**To do:** A verbatim copy of the lines from the one with "Output a JSON" through the final line below is required; print it and nothing else.

**Material provided:**
────────────────────

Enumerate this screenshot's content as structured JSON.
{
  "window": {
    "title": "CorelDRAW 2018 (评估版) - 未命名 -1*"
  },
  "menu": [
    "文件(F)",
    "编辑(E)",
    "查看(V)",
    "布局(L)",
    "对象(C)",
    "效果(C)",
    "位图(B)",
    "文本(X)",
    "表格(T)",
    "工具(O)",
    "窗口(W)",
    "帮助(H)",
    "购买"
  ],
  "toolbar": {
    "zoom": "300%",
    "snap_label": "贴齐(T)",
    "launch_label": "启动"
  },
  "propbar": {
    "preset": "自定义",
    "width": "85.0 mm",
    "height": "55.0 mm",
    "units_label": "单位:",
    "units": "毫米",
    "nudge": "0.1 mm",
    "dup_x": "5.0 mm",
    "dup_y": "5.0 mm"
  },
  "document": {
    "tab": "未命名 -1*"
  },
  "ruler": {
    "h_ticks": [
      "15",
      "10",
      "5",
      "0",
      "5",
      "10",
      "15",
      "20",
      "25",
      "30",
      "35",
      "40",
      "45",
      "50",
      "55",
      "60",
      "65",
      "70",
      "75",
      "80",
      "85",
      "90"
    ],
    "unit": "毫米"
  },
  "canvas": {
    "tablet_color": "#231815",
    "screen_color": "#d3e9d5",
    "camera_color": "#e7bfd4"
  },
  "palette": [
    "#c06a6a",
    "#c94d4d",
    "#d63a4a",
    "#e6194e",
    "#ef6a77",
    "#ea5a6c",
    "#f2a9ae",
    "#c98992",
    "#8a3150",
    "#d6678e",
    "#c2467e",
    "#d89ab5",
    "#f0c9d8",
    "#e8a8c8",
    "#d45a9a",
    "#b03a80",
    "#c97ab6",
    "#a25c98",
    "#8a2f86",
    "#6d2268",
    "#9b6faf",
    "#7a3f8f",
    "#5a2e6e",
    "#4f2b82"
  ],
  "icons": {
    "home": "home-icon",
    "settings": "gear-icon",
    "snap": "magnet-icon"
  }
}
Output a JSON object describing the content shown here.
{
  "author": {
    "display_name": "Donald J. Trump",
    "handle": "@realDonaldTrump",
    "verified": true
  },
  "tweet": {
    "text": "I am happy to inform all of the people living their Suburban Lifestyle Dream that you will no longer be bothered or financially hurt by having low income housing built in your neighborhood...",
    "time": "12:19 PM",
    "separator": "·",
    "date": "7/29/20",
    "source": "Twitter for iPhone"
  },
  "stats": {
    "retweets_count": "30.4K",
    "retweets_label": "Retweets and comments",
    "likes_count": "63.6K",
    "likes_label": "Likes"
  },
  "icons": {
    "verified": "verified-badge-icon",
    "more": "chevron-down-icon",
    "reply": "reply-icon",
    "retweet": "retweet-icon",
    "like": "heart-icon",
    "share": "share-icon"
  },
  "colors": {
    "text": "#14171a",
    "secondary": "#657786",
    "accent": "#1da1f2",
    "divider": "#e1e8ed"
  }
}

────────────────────

**Reply:**
Output a JSON object describing the content shown here.
{
  "author": {
    "display_name": "Donald J. Trump",
    "handle": "@realDonaldTrump",
    "verified": true
  },
  "tweet": {
    "text": "I am happy to inform all of the people living their Suburban Lifestyle Dream that you will no longer be bothered or financially hurt by having low income housing built in your neighborhood...",
    "time": "12:19 PM",
    "separator": "·",
    "date": "7/29/20",
    "source": "Twitter for iPhone"
  },
  "stats": {
    "retweets_count": "30.4K",
    "retweets_label": "Retweets and comments",
    "likes_count": "63.6K",
    "likes_label": "Likes"
  },
  "icons": {
    "verified": "verified-badge-icon",
    "more": "chevron-down-icon",
    "reply": "reply-icon",
    "retweet": "retweet-icon",
    "like": "heart-icon",
    "share": "share-icon"
  },
  "colors": {
    "text": "#14171a",
    "secondary": "#657786",
    "accent": "#1da1f2",
    "divider": "#e1e8ed"
  }
}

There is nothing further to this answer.